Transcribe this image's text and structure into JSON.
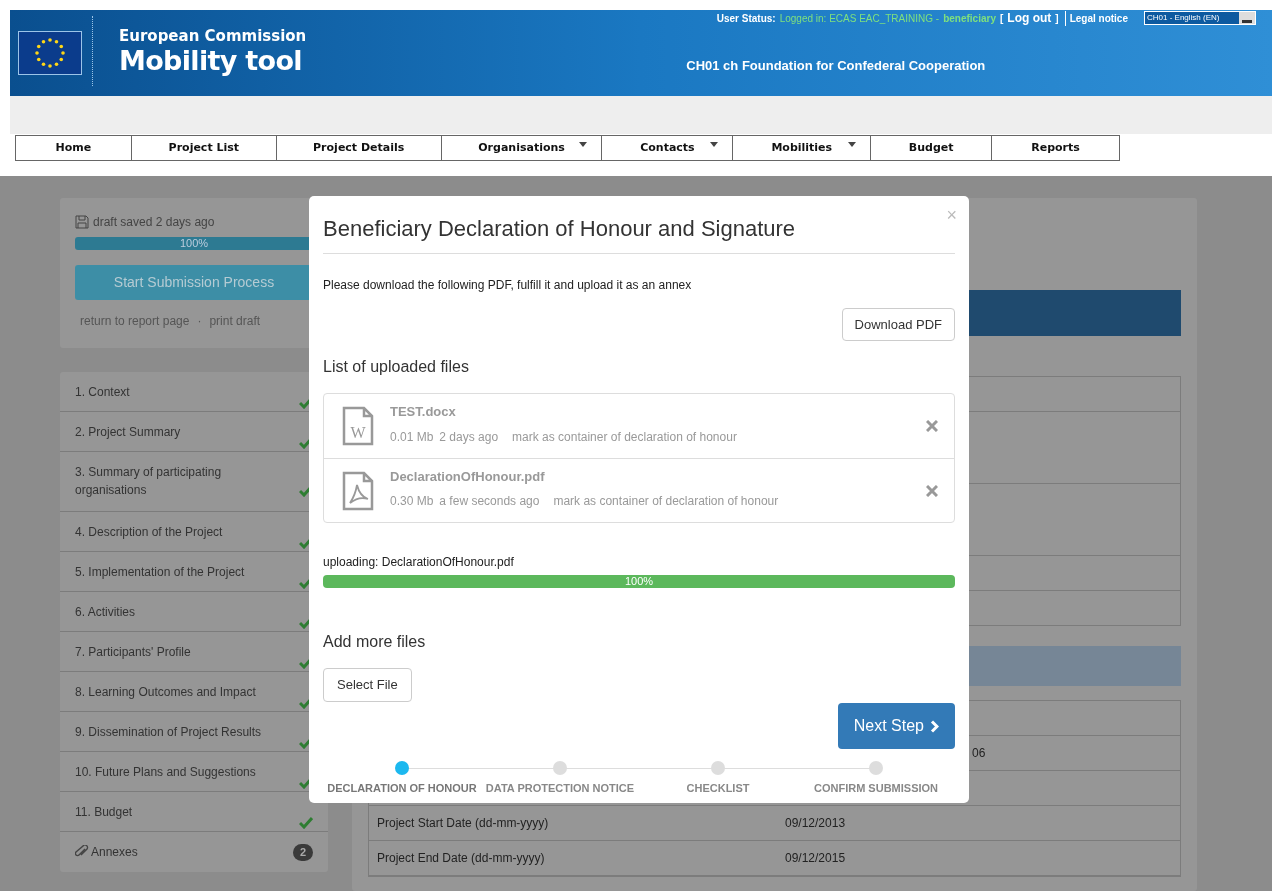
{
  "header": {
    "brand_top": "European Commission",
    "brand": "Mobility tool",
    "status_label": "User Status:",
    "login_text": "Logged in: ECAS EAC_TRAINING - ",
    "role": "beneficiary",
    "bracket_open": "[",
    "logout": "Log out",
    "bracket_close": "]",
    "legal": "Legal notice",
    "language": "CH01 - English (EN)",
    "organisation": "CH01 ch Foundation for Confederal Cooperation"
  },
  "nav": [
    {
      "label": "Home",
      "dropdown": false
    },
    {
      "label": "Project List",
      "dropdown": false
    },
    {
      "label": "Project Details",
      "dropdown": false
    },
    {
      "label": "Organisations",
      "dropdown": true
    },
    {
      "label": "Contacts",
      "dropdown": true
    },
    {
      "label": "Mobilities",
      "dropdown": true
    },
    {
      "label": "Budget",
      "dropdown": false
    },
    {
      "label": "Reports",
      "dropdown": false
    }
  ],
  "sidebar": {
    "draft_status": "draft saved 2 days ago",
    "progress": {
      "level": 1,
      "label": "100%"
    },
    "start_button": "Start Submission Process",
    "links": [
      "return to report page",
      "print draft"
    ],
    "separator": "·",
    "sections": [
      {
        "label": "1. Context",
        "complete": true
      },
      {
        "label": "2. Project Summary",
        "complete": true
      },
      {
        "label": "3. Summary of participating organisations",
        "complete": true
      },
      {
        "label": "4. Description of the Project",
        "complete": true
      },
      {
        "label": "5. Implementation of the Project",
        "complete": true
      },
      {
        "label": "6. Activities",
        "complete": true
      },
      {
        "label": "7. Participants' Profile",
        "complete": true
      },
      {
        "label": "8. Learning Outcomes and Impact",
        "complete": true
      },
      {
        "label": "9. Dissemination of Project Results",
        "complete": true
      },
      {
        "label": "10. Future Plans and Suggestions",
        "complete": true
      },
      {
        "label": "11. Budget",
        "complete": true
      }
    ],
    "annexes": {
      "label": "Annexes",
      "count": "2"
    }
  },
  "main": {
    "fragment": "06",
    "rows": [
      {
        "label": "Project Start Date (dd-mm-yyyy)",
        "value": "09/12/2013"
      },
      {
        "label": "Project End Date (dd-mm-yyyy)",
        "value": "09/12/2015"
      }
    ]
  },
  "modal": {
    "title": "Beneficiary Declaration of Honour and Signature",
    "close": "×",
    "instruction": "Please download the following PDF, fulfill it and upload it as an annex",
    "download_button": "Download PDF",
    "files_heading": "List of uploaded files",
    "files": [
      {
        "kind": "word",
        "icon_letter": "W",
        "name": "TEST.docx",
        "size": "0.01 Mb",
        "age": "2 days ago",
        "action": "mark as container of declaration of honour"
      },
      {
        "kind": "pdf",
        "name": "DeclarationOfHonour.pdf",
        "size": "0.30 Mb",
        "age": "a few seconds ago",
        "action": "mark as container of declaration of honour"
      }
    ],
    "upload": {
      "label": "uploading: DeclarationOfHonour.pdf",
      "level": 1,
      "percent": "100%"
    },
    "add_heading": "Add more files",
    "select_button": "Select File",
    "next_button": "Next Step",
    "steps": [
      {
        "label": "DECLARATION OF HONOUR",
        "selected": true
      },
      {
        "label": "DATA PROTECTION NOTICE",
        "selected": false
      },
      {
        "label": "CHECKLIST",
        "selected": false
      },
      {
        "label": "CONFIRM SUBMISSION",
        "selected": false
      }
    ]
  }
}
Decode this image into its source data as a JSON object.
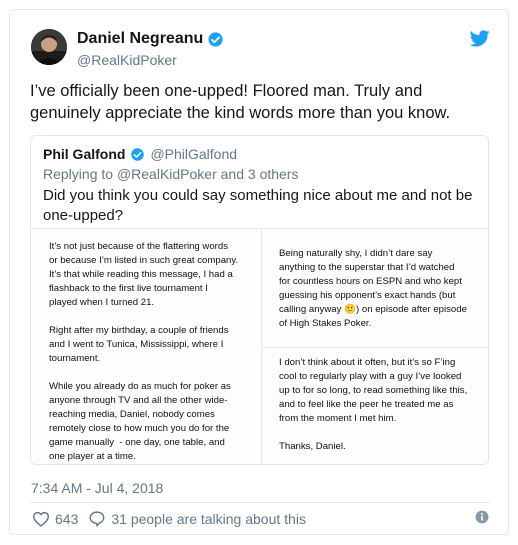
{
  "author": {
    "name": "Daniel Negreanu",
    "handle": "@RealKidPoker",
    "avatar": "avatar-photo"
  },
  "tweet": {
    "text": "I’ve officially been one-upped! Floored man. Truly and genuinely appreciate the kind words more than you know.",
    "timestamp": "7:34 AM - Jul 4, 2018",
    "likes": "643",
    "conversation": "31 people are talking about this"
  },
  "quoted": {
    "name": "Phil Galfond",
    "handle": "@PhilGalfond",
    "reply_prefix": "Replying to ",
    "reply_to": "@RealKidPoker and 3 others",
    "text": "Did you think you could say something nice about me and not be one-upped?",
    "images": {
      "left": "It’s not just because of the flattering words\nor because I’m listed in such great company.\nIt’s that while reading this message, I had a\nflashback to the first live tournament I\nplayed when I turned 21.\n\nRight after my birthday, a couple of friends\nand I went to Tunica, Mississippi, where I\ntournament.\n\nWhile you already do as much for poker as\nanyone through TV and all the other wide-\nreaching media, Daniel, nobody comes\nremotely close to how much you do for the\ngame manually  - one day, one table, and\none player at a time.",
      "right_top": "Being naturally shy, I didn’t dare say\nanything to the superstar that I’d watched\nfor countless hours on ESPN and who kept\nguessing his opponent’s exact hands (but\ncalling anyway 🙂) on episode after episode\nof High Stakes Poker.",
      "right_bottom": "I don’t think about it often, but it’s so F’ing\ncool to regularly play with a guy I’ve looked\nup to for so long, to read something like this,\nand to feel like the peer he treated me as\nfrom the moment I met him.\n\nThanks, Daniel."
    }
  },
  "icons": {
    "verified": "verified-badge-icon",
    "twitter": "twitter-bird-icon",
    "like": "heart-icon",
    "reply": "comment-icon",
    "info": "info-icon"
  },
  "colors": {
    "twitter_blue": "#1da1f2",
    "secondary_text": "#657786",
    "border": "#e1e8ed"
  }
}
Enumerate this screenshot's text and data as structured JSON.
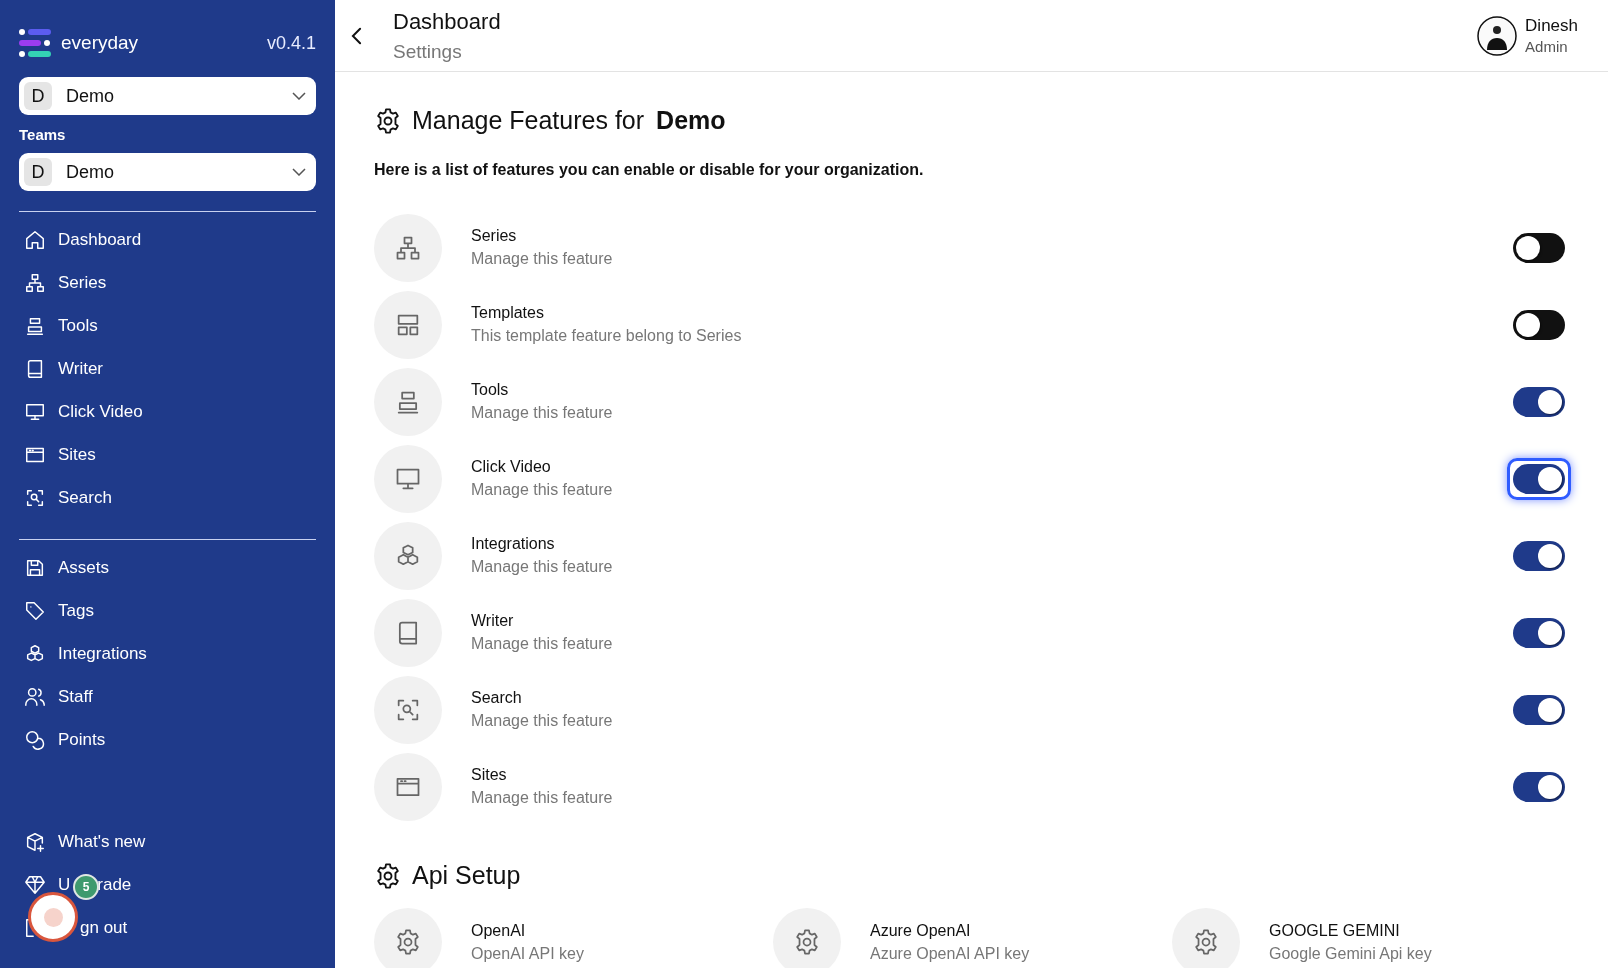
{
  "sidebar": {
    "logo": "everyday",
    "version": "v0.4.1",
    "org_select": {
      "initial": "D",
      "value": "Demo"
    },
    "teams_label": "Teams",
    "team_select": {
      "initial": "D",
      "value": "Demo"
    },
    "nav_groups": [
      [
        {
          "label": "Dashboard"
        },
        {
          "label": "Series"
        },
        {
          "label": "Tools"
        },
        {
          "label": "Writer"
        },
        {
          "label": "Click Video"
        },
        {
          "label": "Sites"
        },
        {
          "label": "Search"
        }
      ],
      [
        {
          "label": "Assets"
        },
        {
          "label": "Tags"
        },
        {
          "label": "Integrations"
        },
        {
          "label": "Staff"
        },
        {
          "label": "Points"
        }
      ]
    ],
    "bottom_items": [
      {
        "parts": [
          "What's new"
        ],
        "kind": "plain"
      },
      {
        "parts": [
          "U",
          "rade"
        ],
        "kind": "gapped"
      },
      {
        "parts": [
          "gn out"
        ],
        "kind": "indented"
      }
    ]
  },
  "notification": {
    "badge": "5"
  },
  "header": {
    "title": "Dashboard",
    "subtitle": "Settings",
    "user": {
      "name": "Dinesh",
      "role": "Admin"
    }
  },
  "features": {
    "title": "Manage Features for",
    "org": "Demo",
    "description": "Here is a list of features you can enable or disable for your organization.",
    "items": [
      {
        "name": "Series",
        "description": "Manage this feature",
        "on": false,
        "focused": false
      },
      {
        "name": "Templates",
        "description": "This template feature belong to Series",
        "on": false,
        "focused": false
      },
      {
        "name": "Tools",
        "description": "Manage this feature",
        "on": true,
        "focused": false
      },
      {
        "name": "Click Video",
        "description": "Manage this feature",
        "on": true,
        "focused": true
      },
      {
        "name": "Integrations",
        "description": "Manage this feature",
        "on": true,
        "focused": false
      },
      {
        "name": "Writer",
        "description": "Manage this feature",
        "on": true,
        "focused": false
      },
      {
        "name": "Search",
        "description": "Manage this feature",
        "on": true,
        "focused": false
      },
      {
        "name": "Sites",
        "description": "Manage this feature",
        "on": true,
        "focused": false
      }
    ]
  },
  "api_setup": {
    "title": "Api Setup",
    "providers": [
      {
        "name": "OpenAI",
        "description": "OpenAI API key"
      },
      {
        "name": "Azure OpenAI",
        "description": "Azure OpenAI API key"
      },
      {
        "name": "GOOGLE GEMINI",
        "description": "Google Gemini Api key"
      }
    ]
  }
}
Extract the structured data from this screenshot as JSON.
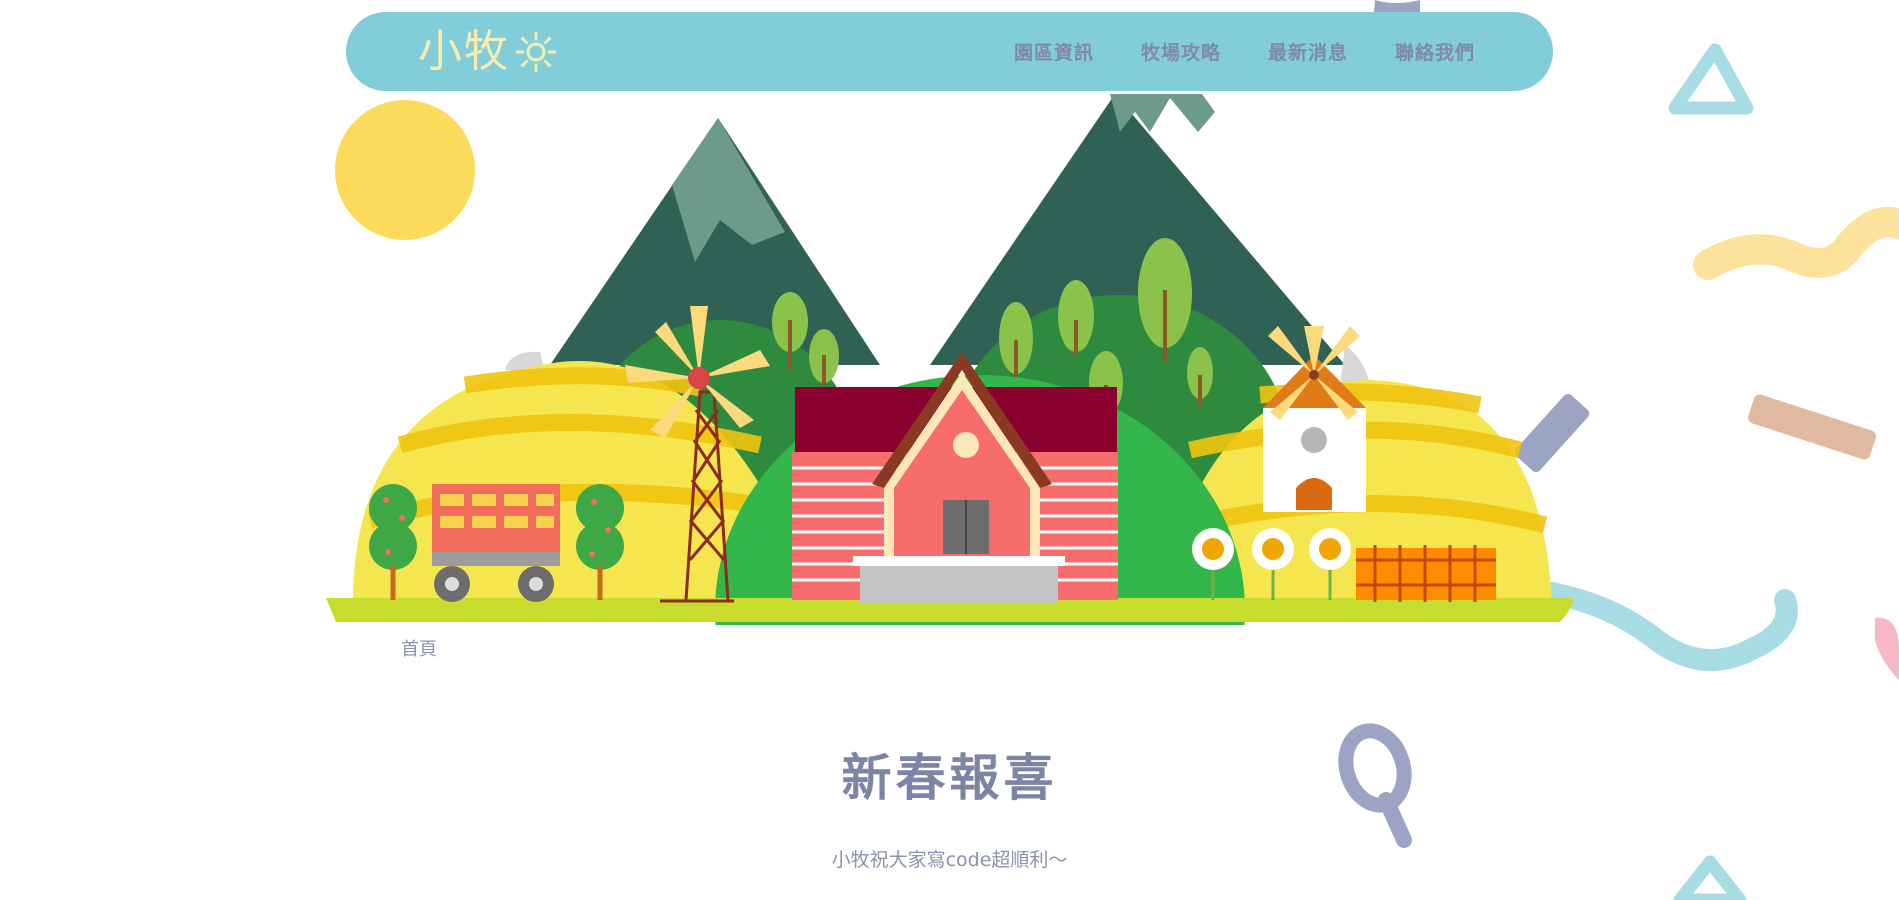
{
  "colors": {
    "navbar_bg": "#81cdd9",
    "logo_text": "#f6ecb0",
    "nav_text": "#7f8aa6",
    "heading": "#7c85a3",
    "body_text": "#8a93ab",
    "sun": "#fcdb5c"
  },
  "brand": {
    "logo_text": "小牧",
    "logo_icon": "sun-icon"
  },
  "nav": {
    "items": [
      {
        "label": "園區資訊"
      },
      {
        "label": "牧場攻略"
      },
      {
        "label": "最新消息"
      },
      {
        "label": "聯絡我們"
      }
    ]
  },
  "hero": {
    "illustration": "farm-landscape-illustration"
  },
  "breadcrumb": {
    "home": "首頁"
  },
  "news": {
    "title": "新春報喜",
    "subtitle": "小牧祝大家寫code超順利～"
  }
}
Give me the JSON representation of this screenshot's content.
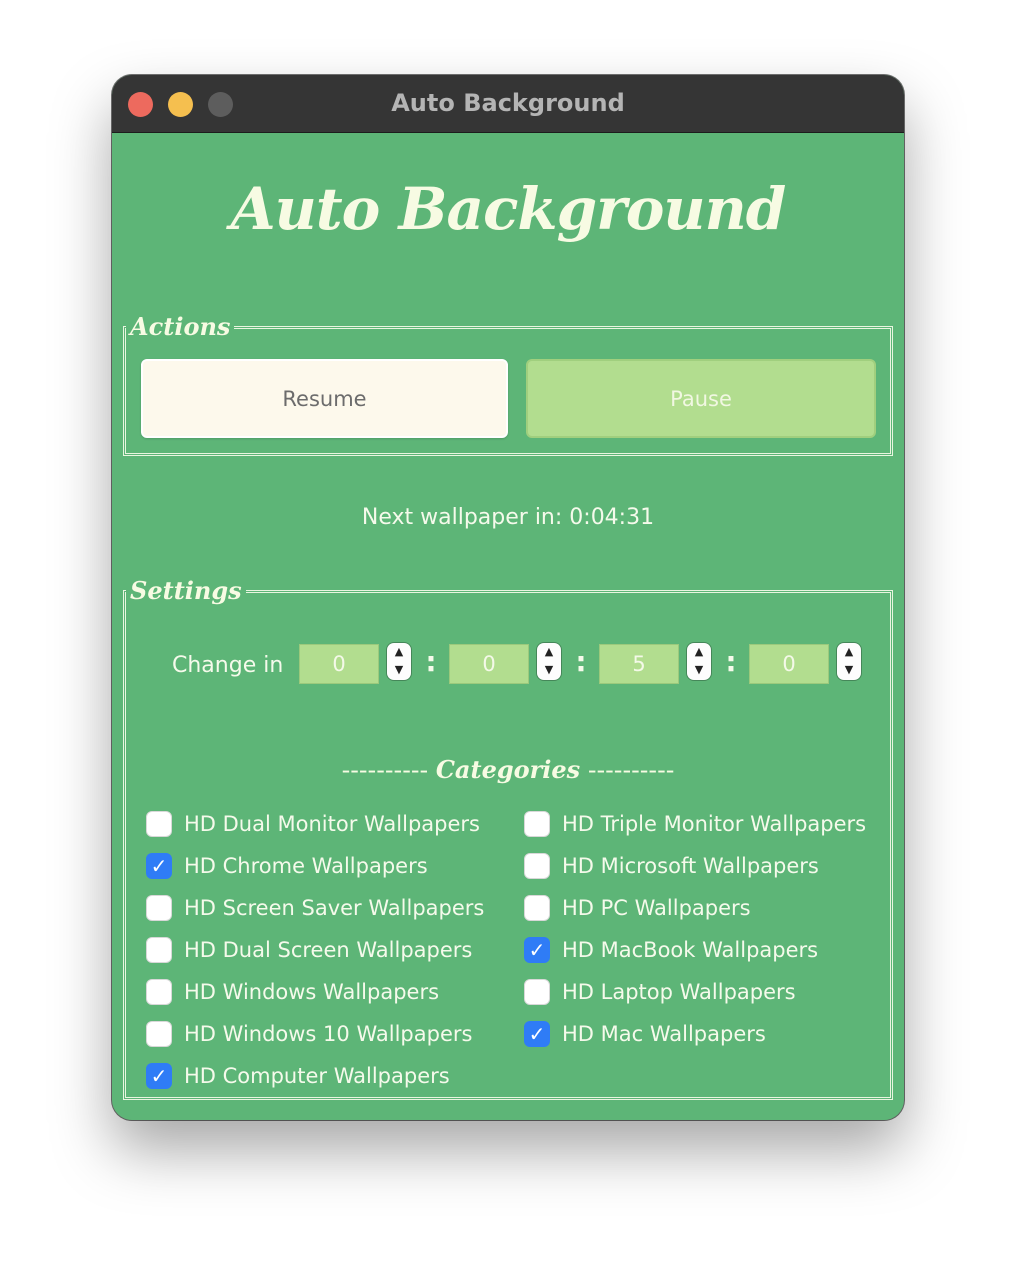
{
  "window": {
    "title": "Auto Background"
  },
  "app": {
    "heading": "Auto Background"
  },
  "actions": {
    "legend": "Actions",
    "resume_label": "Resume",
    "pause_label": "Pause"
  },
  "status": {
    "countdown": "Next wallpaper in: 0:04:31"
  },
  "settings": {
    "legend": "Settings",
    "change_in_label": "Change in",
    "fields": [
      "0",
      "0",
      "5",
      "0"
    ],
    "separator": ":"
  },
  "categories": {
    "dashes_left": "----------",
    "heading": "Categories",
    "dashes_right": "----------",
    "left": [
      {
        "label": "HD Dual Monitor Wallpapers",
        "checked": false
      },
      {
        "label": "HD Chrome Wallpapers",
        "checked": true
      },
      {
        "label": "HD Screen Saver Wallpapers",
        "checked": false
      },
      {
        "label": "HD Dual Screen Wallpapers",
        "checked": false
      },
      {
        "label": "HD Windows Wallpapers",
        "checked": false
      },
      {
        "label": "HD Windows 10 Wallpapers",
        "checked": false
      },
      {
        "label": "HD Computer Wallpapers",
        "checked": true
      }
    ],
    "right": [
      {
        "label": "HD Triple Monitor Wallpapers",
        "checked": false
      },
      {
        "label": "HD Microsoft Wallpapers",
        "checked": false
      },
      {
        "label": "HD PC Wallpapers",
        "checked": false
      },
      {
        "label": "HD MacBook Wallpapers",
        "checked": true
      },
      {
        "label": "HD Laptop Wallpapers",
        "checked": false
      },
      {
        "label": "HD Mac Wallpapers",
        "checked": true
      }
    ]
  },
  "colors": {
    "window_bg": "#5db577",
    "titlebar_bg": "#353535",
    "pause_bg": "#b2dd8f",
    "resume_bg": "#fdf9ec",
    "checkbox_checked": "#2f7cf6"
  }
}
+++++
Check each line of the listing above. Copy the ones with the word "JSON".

Transcribe this image's text and structure into JSON.
Decode this image into its source data as a JSON object.
Enumerate this screenshot's text and data as structured JSON.
Extract the structured data from this screenshot as JSON.
Give me the JSON representation of this screenshot's content.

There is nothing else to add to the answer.